KAITLAN COLLINS, CNN CHIEF WHITE HOUSE CORRESPONDENT: Is the C.D.C. considering right now changing its mask guidance for people who are fully vaccinated?
WALENSKY: We are always looking at the data as the data come out.
(END VIDEO CLIP)
BROWN: I mean, obviously, they are looking at the data and we understand the administration doesn't want to send the wrong message to deter vaccine use. But what is clear is that the pandemic has changed course dramatically since the C.D.C. said you don't need to wear masks indoors if you're vaccinated. And the last few weeks, several localities have recommended or required masks indoors for everyone.
Even the former Biden White House adviser on COVID tweeted this week acknowledging his view from weeks ago when he said vaccine people can go out mask free saying now, "There's also no doubt that the unwillingness of so many to get vaccinated and delta combined should make us all more cautious and getting back to life can be done while wearing the occasional mask and balanced with plenty of empathy and concern for others."
So, why isn't the C.D.C. also acknowledging the changing circumstances and clarifying whether say vaccinated parents with unvaccinated kids at home should mask up indoors at least? Why not just be open and transparent about these discussions?
We trust the scientists to keep politics out of their decisions. We've seen them fight to maintain that neutrality since the start of the pandemic.
For the record, the administration as a whole needs to keep politics out of its responses as well and it can't let fears of backlash keep it from being straight with the American people about every step in this battle.
Or someone once said, share the truth, even when it's hard to hear.
And stay with us, in just 10 minutes, CNN medical analyst, Dr. Leana Wen will join me on the White House not mandating vaccines. I'm going to ask her about the current mask guidelines with the delta variant, and she'll take your questions, so tweet me @PamelaBrownCNN.
We'll be right back.
BROWN: In Budapest, tens of thousands of people took part in the annual pride celebrations, but this year the march is also a protest against Hungary's increasingly hostile policies toward their communities. The hard line government recently passed a homophobic law that ban schools from discussing any LGBTQ issues. Hungary has announced that it will hold a national referendum on the law.

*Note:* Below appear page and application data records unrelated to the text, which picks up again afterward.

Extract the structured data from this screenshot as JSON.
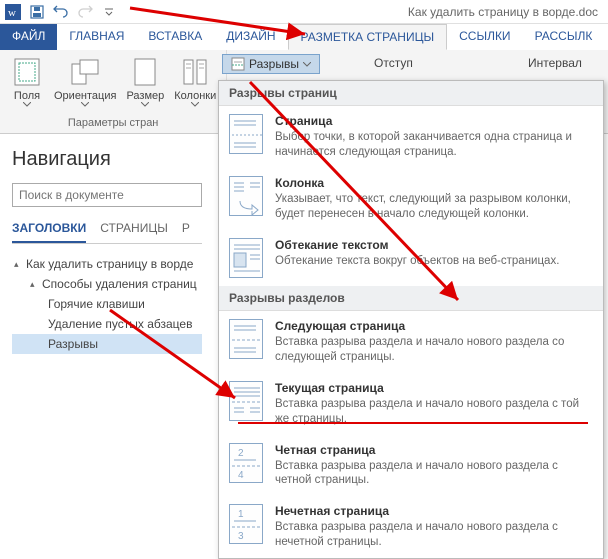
{
  "title": "Как удалить страницу в ворде.doc",
  "tabs": {
    "file": "ФАЙЛ",
    "home": "ГЛАВНАЯ",
    "insert": "ВСТАВКА",
    "design": "ДИЗАЙН",
    "layout": "РАЗМЕТКА СТРАНИЦЫ",
    "references": "ССЫЛКИ",
    "mailings": "РАССЫЛК"
  },
  "ribbon": {
    "margins": "Поля",
    "orientation": "Ориентация",
    "size": "Размер",
    "columns": "Колонки",
    "group_label": "Параметры стран",
    "breaks": "Разрывы",
    "indent": "Отступ",
    "interval": "Интервал"
  },
  "nav": {
    "title": "Навигация",
    "search_placeholder": "Поиск в документе",
    "tab_headings": "ЗАГОЛОВКИ",
    "tab_pages": "СТРАНИЦЫ",
    "tab_results": "Р",
    "tree": {
      "root": "Как удалить страницу в ворде",
      "c1": "Способы удаления страниц",
      "c1a": "Горячие клавиши",
      "c1b": "Удаление пустых абзацев",
      "c1c": "Разрывы"
    }
  },
  "dropdown": {
    "section1": "Разрывы страниц",
    "section2": "Разрывы разделов",
    "items": {
      "page": {
        "t": "Страница",
        "d": "Выбор точки, в которой заканчивается одна страница и начинается следующая страница."
      },
      "column": {
        "t": "Колонка",
        "d": "Указывает, что текст, следующий за разрывом колонки, будет перенесен в начало следующей колонки."
      },
      "textwrap": {
        "t": "Обтекание текстом",
        "d": "Обтекание текста вокруг объектов на веб-страницах."
      },
      "nextpage": {
        "t": "Следующая страница",
        "d": "Вставка разрыва раздела и начало нового раздела со следующей страницы."
      },
      "continuous": {
        "t": "Текущая страница",
        "d": "Вставка разрыва раздела и начало нового раздела с той же страницы."
      },
      "evenpage": {
        "t": "Четная страница",
        "d": "Вставка разрыва раздела и начало нового раздела с четной страницы."
      },
      "oddpage": {
        "t": "Нечетная страница",
        "d": "Вставка разрыва раздела и начало нового раздела с нечетной страницы."
      }
    }
  }
}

And this week on an all new "Jerusalem: City of Faith and Fury," learn how the city's people pay the ultimate price when three empires collide.
The all now episode of "Jerusalem: City of Faith and Fury" airs tomorrow night at 10:00 Eastern and Pacific only on CNN.

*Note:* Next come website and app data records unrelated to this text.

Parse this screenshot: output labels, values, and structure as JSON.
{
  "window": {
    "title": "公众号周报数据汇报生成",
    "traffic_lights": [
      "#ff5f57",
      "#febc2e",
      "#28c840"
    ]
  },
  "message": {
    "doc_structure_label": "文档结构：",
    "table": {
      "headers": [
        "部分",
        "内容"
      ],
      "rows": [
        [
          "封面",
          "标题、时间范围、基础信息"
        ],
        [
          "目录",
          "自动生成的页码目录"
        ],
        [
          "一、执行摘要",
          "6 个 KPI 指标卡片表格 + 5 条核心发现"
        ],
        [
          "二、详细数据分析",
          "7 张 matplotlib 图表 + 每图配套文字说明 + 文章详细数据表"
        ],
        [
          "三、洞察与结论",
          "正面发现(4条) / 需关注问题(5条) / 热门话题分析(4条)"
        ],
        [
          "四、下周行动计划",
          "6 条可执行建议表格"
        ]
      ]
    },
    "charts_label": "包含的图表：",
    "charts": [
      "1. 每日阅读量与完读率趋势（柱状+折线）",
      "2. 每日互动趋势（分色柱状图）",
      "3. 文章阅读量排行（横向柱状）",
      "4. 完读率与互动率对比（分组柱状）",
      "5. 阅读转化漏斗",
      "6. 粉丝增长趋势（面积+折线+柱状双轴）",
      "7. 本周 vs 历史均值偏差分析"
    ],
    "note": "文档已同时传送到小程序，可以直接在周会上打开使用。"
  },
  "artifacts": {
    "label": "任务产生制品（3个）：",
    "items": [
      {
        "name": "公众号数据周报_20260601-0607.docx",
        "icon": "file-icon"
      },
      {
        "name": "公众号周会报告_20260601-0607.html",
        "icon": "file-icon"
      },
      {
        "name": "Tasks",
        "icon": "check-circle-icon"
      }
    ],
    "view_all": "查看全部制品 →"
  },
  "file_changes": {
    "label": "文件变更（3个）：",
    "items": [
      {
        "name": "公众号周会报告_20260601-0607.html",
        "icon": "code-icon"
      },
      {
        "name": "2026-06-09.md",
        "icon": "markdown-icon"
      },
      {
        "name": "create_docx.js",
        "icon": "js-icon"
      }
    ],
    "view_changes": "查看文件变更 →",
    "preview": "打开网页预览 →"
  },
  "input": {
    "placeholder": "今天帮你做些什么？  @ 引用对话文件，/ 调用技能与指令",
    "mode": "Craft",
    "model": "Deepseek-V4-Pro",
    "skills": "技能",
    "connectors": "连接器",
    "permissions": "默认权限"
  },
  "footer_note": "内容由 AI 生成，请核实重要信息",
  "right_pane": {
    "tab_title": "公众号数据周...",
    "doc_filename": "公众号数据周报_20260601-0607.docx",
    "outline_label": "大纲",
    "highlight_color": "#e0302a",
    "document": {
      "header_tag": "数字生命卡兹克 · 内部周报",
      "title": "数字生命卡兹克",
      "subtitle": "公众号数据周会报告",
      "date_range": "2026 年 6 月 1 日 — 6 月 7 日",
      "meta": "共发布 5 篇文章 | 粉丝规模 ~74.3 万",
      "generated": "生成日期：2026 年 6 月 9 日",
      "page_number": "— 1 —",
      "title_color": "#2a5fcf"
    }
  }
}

Mask mandates are back on the table as the delta variant drives new COVID outbreaks, and vaccinations stall.
Also tonight, I will ask former FOX correspondent, Carl Cameron if he thinks his ex-employer is killing people with COVID misinformation.
And then, a dire teacher shortage that's now so bad schools are being forced to find applicants overseas.

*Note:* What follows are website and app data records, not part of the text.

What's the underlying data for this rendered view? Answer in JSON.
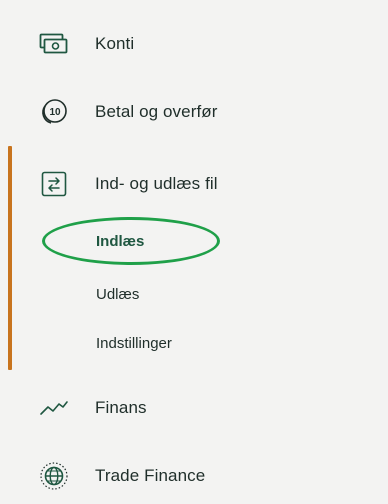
{
  "nav": {
    "items": [
      {
        "id": "konti",
        "label": "Konti",
        "icon": "banknote-icon"
      },
      {
        "id": "betal",
        "label": "Betal og overfør",
        "icon": "coin-10-icon"
      },
      {
        "id": "indudlaes",
        "label": "Ind- og udlæs fil",
        "icon": "transfer-arrows-icon",
        "active": true
      },
      {
        "id": "finans",
        "label": "Finans",
        "icon": "trend-line-icon"
      },
      {
        "id": "trade",
        "label": "Trade Finance",
        "icon": "globe-icon"
      }
    ],
    "subitems": [
      {
        "label": "Indlæs",
        "selected": true
      },
      {
        "label": "Udlæs"
      },
      {
        "label": "Indstillinger"
      }
    ],
    "coin_text": "10"
  },
  "colors": {
    "background": "#f3f3f2",
    "text": "#1f2e2a",
    "active_bar": "#c8741e",
    "selected_sub": "#1f5741",
    "highlight": "#1fa049",
    "icon_green": "#1f5741"
  }
}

I'm Pamela Brown in Washington. Welcome to our viewers in the United States and around the world. Great to have you along with us on this Saturday. You are in the CNN NEWSROOM.
Well, new cases are up and vaccination rates are down, absolutely the wrong equation, not what we want to be hearing as the coronavirus delta variant sweeps the country, particularly among the unvaccinated. Important to emphasize that.